DATA EXTRACT:
Content starts

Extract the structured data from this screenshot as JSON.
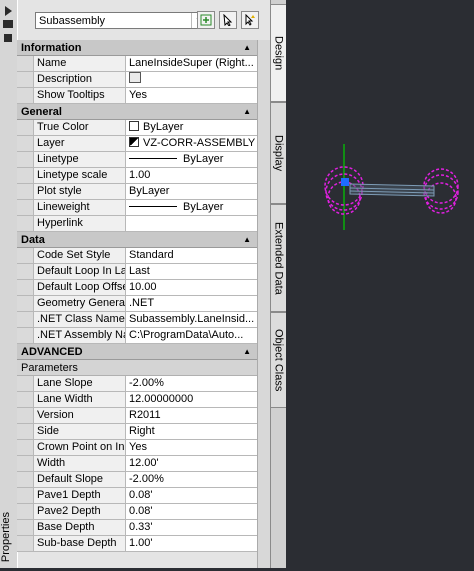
{
  "sidebar": {
    "label": "Properties"
  },
  "toolbar": {
    "selected_object": "Subassembly"
  },
  "tabs": [
    "Design",
    "Display",
    "Extended Data",
    "Object Class"
  ],
  "sections": {
    "information": {
      "title": "Information",
      "rows": [
        {
          "name": "Name",
          "value": "LaneInsideSuper (Right..."
        },
        {
          "name": "Description",
          "value": ""
        },
        {
          "name": "Show Tooltips",
          "value": "Yes"
        }
      ]
    },
    "general": {
      "title": "General",
      "rows": [
        {
          "name": "True Color",
          "value": "ByLayer"
        },
        {
          "name": "Layer",
          "value": "VZ-CORR-ASSEMBLY"
        },
        {
          "name": "Linetype",
          "value": "ByLayer"
        },
        {
          "name": "Linetype scale",
          "value": "1.00"
        },
        {
          "name": "Plot style",
          "value": "ByLayer"
        },
        {
          "name": "Lineweight",
          "value": "ByLayer"
        },
        {
          "name": "Hyperlink",
          "value": ""
        }
      ]
    },
    "data": {
      "title": "Data",
      "rows": [
        {
          "name": "Code Set Style",
          "value": "Standard"
        },
        {
          "name": "Default Loop In La...",
          "value": "Last"
        },
        {
          "name": "Default Loop Offse...",
          "value": "10.00"
        },
        {
          "name": "Geometry Generat...",
          "value": ".NET"
        },
        {
          "name": ".NET Class Name",
          "value": "Subassembly.LaneInsid..."
        },
        {
          "name": ".NET Assembly Na...",
          "value": "C:\\ProgramData\\Auto..."
        }
      ]
    },
    "advanced": {
      "title": "ADVANCED",
      "subtitle": "Parameters",
      "rows": [
        {
          "name": "Lane Slope",
          "value": "-2.00%"
        },
        {
          "name": "Lane Width",
          "value": "12.00000000"
        },
        {
          "name": "Version",
          "value": "R2011"
        },
        {
          "name": "Side",
          "value": "Right"
        },
        {
          "name": "Crown Point on In...",
          "value": "Yes"
        },
        {
          "name": "Width",
          "value": "12.00'"
        },
        {
          "name": "Default Slope",
          "value": "-2.00%"
        },
        {
          "name": "Pave1 Depth",
          "value": "0.08'"
        },
        {
          "name": "Pave2 Depth",
          "value": "0.08'"
        },
        {
          "name": "Base Depth",
          "value": "0.33'"
        },
        {
          "name": "Sub-base Depth",
          "value": "1.00'"
        }
      ]
    }
  },
  "colors": {
    "canvas": "#2b2d33",
    "magenta": "#e020e0",
    "green": "#00d000",
    "blue": "#1e6cff"
  }
}
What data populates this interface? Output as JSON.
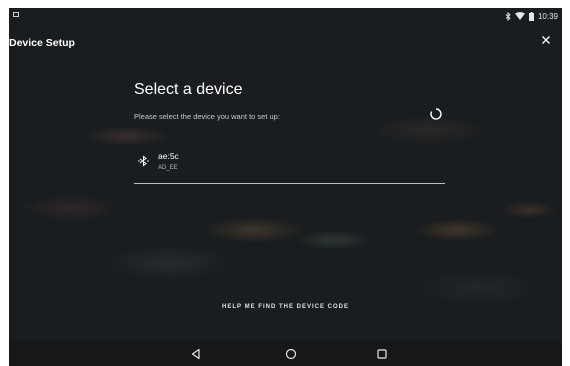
{
  "status_bar": {
    "time": "10:39",
    "icons": [
      "notification-icon",
      "bluetooth-icon",
      "wifi-icon",
      "battery-icon"
    ]
  },
  "app_bar": {
    "title": "Device Setup",
    "close_icon": "close-icon"
  },
  "main": {
    "heading": "Select a device",
    "subheading": "Please select the device you want to set up:",
    "loading": true,
    "devices": [
      {
        "name": "ae:5c",
        "detail": "AD_EE",
        "icon": "bluetooth-icon"
      }
    ]
  },
  "footer": {
    "help_link": "HELP ME FIND THE DEVICE CODE"
  },
  "nav_bar": {
    "buttons": [
      "back-icon",
      "home-icon",
      "recents-icon"
    ]
  }
}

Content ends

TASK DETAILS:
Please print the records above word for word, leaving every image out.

SOLUTION TO THIS PROBLEM:
Extract the structured data from this screenshot as JSON.
{
  "sidebar": {
    "label": "Properties"
  },
  "toolbar": {
    "selected_object": "Subassembly"
  },
  "tabs": [
    "Design",
    "Display",
    "Extended Data",
    "Object Class"
  ],
  "sections": {
    "information": {
      "title": "Information",
      "rows": [
        {
          "name": "Name",
          "value": "LaneInsideSuper (Right..."
        },
        {
          "name": "Description",
          "value": ""
        },
        {
          "name": "Show Tooltips",
          "value": "Yes"
        }
      ]
    },
    "general": {
      "title": "General",
      "rows": [
        {
          "name": "True Color",
          "value": "ByLayer"
        },
        {
          "name": "Layer",
          "value": "VZ-CORR-ASSEMBLY"
        },
        {
          "name": "Linetype",
          "value": "ByLayer"
        },
        {
          "name": "Linetype scale",
          "value": "1.00"
        },
        {
          "name": "Plot style",
          "value": "ByLayer"
        },
        {
          "name": "Lineweight",
          "value": "ByLayer"
        },
        {
          "name": "Hyperlink",
          "value": ""
        }
      ]
    },
    "data": {
      "title": "Data",
      "rows": [
        {
          "name": "Code Set Style",
          "value": "Standard"
        },
        {
          "name": "Default Loop In La...",
          "value": "Last"
        },
        {
          "name": "Default Loop Offse...",
          "value": "10.00"
        },
        {
          "name": "Geometry Generat...",
          "value": ".NET"
        },
        {
          "name": ".NET Class Name",
          "value": "Subassembly.LaneInsid..."
        },
        {
          "name": ".NET Assembly Na...",
          "value": "C:\\ProgramData\\Auto..."
        }
      ]
    },
    "advanced": {
      "title": "ADVANCED",
      "subtitle": "Parameters",
      "rows": [
        {
          "name": "Lane Slope",
          "value": "-2.00%"
        },
        {
          "name": "Lane Width",
          "value": "12.00000000"
        },
        {
          "name": "Version",
          "value": "R2011"
        },
        {
          "name": "Side",
          "value": "Right"
        },
        {
          "name": "Crown Point on In...",
          "value": "Yes"
        },
        {
          "name": "Width",
          "value": "12.00'"
        },
        {
          "name": "Default Slope",
          "value": "-2.00%"
        },
        {
          "name": "Pave1 Depth",
          "value": "0.08'"
        },
        {
          "name": "Pave2 Depth",
          "value": "0.08'"
        },
        {
          "name": "Base Depth",
          "value": "0.33'"
        },
        {
          "name": "Sub-base Depth",
          "value": "1.00'"
        }
      ]
    }
  },
  "colors": {
    "canvas": "#2b2d33",
    "magenta": "#e020e0",
    "green": "#00d000",
    "blue": "#1e6cff"
  }
}
What data populates this interface? Output as JSON.
{
  "status_bar": {
    "time": "10:39",
    "icons": [
      "notification-icon",
      "bluetooth-icon",
      "wifi-icon",
      "battery-icon"
    ]
  },
  "app_bar": {
    "title": "Device Setup",
    "close_icon": "close-icon"
  },
  "main": {
    "heading": "Select a device",
    "subheading": "Please select the device you want to set up:",
    "loading": true,
    "devices": [
      {
        "name": "ae:5c",
        "detail": "AD_EE",
        "icon": "bluetooth-icon"
      }
    ]
  },
  "footer": {
    "help_link": "HELP ME FIND THE DEVICE CODE"
  },
  "nav_bar": {
    "buttons": [
      "back-icon",
      "home-icon",
      "recents-icon"
    ]
  }
}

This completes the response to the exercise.